Extracted records:
++++++++++++++++++++

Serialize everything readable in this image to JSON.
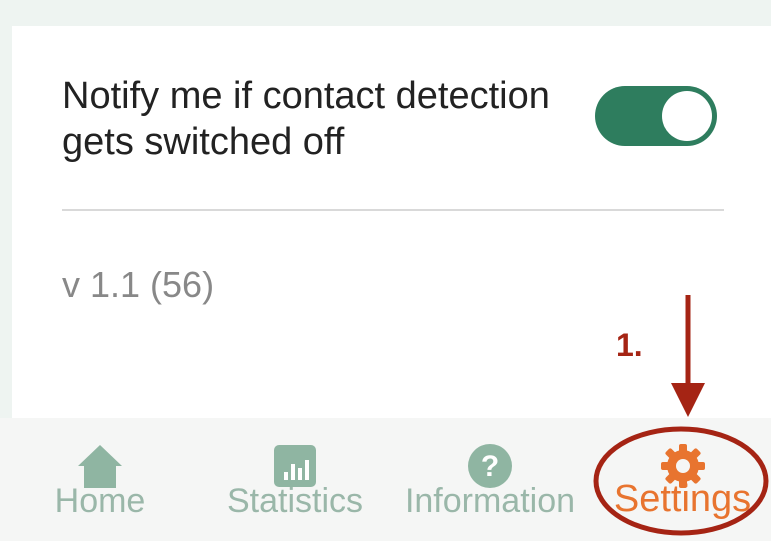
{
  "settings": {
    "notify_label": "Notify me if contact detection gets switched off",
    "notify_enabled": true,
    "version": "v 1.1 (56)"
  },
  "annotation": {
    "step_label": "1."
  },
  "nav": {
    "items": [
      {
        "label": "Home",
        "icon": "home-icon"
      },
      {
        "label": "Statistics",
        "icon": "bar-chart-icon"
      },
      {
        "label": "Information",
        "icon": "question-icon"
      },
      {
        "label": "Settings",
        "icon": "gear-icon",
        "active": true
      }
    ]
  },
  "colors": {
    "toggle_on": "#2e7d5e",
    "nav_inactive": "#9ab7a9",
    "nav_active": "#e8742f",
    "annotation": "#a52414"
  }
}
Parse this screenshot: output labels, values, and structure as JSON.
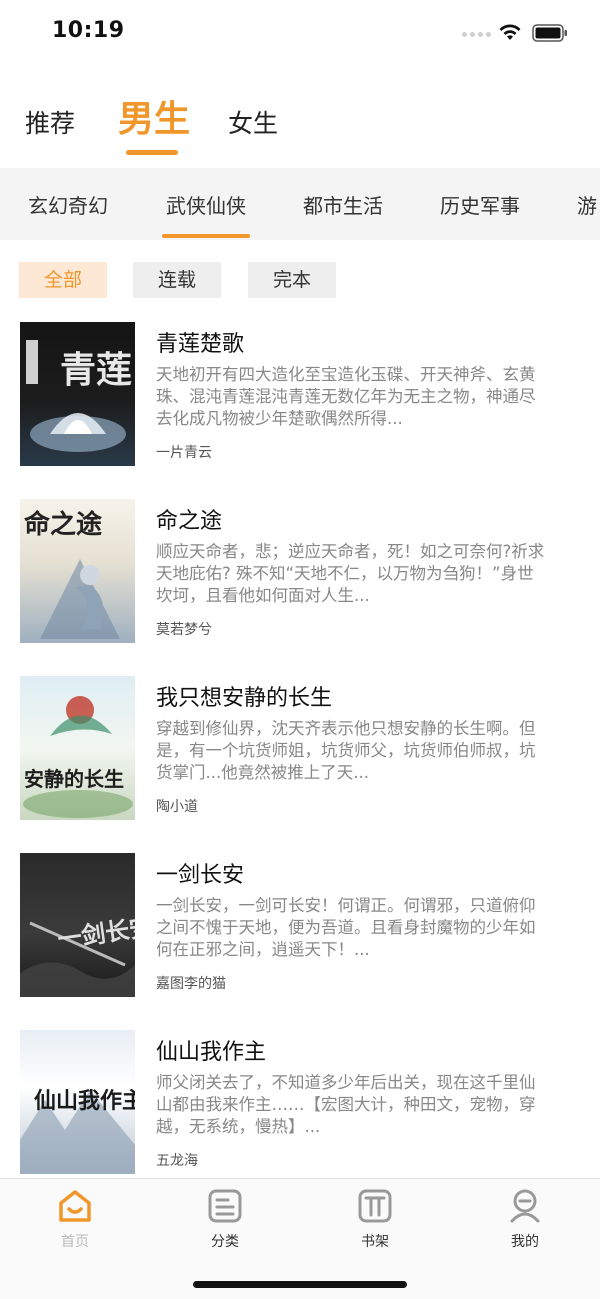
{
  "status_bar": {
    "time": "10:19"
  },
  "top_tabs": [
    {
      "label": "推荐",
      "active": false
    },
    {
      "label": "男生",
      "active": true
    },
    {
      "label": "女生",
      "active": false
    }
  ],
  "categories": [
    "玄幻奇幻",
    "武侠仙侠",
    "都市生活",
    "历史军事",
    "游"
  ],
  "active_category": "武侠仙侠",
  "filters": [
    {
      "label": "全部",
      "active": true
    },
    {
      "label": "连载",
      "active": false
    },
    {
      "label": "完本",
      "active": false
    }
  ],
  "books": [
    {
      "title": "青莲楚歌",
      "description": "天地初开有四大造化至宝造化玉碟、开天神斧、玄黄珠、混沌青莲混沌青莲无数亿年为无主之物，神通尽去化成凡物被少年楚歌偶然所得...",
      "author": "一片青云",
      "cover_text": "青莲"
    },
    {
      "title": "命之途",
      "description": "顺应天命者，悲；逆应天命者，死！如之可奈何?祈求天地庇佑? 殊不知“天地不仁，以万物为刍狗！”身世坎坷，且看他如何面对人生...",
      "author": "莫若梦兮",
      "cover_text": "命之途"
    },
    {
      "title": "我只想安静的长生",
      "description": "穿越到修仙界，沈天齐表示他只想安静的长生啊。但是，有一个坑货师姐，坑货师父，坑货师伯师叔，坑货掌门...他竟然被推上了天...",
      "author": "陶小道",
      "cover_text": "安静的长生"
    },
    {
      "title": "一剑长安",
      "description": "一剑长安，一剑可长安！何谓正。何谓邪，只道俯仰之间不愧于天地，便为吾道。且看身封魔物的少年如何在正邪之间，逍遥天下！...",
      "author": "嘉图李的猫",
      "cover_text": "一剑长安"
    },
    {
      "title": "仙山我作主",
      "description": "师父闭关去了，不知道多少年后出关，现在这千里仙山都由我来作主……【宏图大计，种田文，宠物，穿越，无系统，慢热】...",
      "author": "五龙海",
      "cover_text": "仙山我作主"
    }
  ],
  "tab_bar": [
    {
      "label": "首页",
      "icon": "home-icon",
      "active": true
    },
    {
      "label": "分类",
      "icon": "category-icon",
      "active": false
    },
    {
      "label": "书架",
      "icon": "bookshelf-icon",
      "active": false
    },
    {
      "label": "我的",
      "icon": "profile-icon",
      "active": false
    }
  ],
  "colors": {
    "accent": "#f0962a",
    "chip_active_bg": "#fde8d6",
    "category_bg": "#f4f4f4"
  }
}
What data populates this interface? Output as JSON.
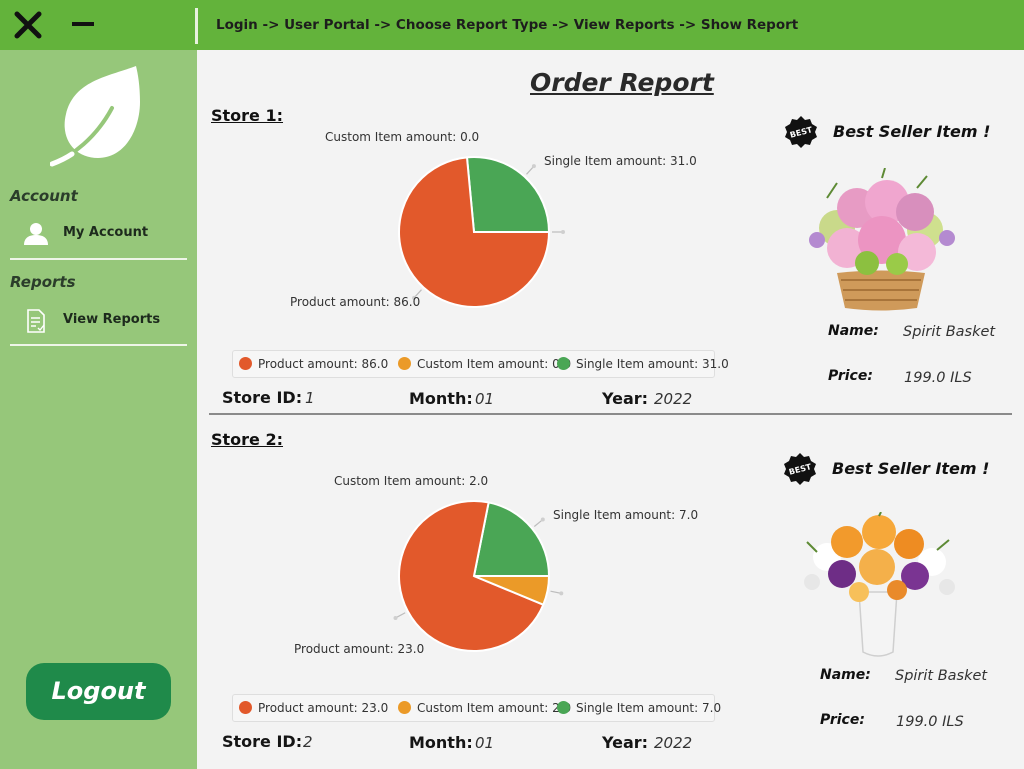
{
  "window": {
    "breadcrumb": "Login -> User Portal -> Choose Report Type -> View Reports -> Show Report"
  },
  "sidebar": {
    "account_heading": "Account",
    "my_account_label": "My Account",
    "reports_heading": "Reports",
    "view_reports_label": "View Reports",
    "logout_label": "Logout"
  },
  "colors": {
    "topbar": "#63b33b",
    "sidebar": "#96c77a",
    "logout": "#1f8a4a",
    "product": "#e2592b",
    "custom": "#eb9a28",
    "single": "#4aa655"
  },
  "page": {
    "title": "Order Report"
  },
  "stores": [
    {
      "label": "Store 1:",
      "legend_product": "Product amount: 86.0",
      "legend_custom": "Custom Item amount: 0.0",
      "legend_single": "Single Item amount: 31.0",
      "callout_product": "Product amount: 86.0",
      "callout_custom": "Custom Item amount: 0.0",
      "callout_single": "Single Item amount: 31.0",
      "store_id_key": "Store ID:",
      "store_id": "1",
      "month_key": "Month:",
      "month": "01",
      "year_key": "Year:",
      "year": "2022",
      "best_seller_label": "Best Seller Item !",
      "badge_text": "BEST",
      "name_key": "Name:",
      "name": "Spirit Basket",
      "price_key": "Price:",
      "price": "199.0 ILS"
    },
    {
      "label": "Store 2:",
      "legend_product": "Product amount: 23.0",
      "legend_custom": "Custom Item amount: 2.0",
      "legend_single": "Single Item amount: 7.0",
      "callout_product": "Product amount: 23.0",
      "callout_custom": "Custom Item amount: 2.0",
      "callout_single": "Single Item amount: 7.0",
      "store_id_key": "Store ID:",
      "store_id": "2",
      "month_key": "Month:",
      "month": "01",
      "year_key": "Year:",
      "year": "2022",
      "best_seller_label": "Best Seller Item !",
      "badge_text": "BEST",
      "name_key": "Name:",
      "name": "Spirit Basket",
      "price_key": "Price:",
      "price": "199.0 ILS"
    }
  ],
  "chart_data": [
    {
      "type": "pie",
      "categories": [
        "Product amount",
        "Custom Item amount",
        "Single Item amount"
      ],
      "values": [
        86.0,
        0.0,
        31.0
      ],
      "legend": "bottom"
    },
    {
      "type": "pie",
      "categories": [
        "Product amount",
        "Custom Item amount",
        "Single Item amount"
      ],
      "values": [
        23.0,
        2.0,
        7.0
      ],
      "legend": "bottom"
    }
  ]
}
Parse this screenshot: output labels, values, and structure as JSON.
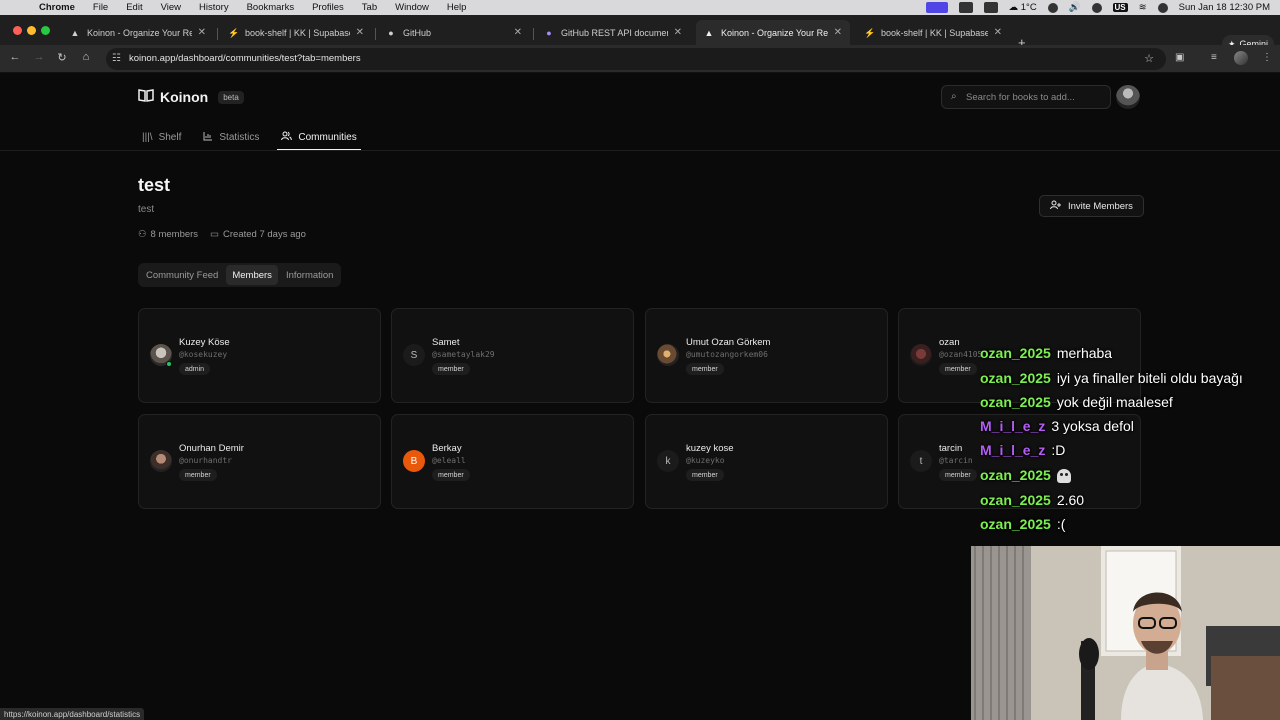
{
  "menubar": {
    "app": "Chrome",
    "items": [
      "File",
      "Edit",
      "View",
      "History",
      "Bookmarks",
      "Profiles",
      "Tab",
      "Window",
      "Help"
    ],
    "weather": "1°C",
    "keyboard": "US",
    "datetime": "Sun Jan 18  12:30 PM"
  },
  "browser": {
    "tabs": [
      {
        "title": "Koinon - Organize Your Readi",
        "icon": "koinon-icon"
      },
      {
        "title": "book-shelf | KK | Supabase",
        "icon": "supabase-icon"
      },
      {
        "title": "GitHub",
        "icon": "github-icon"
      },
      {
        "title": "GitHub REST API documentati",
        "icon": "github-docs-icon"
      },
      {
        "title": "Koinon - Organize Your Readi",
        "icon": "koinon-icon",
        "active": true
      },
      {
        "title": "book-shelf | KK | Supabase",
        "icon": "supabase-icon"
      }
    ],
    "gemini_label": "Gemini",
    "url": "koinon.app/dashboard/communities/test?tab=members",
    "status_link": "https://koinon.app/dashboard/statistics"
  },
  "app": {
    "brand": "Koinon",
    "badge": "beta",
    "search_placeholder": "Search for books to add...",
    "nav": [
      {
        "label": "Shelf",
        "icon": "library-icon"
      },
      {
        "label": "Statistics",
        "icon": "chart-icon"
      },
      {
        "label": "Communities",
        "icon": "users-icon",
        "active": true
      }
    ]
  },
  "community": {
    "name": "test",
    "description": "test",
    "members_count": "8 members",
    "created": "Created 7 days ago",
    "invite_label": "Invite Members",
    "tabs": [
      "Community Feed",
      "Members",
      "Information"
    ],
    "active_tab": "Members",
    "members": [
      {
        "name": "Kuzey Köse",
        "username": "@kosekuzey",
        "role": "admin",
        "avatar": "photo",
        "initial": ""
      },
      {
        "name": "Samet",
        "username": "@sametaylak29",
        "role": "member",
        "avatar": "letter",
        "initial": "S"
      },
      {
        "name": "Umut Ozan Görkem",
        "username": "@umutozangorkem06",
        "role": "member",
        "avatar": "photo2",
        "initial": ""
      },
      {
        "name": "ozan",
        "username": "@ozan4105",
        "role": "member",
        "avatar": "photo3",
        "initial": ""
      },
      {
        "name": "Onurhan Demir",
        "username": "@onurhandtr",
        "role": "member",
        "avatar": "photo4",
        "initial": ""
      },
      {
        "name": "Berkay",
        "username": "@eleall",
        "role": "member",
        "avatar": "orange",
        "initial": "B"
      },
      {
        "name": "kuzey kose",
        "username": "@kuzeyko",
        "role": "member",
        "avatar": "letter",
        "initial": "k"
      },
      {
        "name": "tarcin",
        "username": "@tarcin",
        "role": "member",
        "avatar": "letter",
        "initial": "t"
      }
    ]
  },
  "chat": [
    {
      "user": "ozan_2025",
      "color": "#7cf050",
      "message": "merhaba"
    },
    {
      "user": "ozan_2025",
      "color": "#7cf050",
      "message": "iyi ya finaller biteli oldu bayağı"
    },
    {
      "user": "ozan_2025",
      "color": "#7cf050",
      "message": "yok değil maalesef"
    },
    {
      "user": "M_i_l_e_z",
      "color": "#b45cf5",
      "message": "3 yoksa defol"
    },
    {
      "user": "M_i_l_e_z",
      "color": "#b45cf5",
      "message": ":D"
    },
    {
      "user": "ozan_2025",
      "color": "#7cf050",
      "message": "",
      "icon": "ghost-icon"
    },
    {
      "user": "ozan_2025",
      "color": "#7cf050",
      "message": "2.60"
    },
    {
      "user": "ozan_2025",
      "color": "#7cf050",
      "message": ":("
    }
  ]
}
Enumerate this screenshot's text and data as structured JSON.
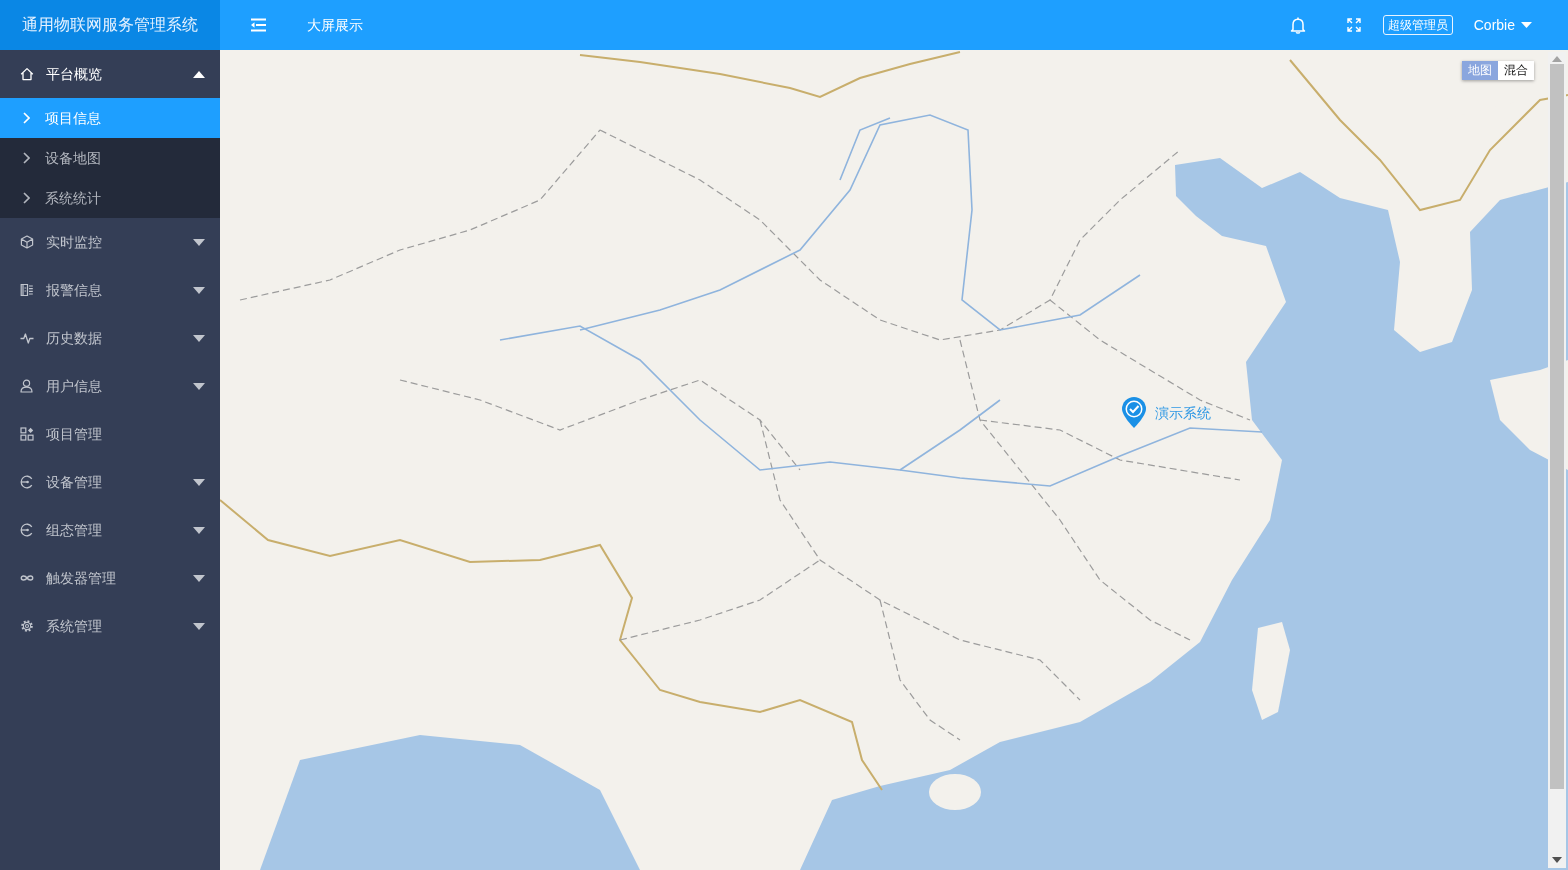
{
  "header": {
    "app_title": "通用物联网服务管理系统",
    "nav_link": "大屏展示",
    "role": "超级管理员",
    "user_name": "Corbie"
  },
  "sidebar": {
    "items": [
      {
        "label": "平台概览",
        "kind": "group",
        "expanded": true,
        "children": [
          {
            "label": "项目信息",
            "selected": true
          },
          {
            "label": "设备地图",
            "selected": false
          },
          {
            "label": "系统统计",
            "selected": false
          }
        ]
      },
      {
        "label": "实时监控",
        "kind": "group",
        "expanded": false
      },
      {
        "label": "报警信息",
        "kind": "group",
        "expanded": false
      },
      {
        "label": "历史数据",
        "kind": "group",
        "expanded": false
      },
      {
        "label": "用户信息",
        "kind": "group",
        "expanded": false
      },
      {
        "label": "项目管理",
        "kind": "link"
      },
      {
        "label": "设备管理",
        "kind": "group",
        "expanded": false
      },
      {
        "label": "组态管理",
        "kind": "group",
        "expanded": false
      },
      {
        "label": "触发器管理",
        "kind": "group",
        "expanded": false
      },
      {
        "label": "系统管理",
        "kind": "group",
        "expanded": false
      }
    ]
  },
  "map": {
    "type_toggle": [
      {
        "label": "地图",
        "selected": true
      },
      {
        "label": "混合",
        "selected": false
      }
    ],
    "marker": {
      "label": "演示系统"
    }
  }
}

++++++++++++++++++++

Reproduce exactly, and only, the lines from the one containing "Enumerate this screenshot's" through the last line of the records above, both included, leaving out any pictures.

Enumerate this screenshot's text and data as structured JSON.
{
  "header": {
    "app_title": "通用物联网服务管理系统",
    "nav_link": "大屏展示",
    "role": "超级管理员",
    "user_name": "Corbie"
  },
  "sidebar": {
    "items": [
      {
        "label": "平台概览",
        "kind": "group",
        "expanded": true,
        "children": [
          {
            "label": "项目信息",
            "selected": true
          },
          {
            "label": "设备地图",
            "selected": false
          },
          {
            "label": "系统统计",
            "selected": false
          }
        ]
      },
      {
        "label": "实时监控",
        "kind": "group",
        "expanded": false
      },
      {
        "label": "报警信息",
        "kind": "group",
        "expanded": false
      },
      {
        "label": "历史数据",
        "kind": "group",
        "expanded": false
      },
      {
        "label": "用户信息",
        "kind": "group",
        "expanded": false
      },
      {
        "label": "项目管理",
        "kind": "link"
      },
      {
        "label": "设备管理",
        "kind": "group",
        "expanded": false
      },
      {
        "label": "组态管理",
        "kind": "group",
        "expanded": false
      },
      {
        "label": "触发器管理",
        "kind": "group",
        "expanded": false
      },
      {
        "label": "系统管理",
        "kind": "group",
        "expanded": false
      }
    ]
  },
  "map": {
    "type_toggle": [
      {
        "label": "地图",
        "selected": true
      },
      {
        "label": "混合",
        "selected": false
      }
    ],
    "marker": {
      "label": "演示系统"
    }
  }
}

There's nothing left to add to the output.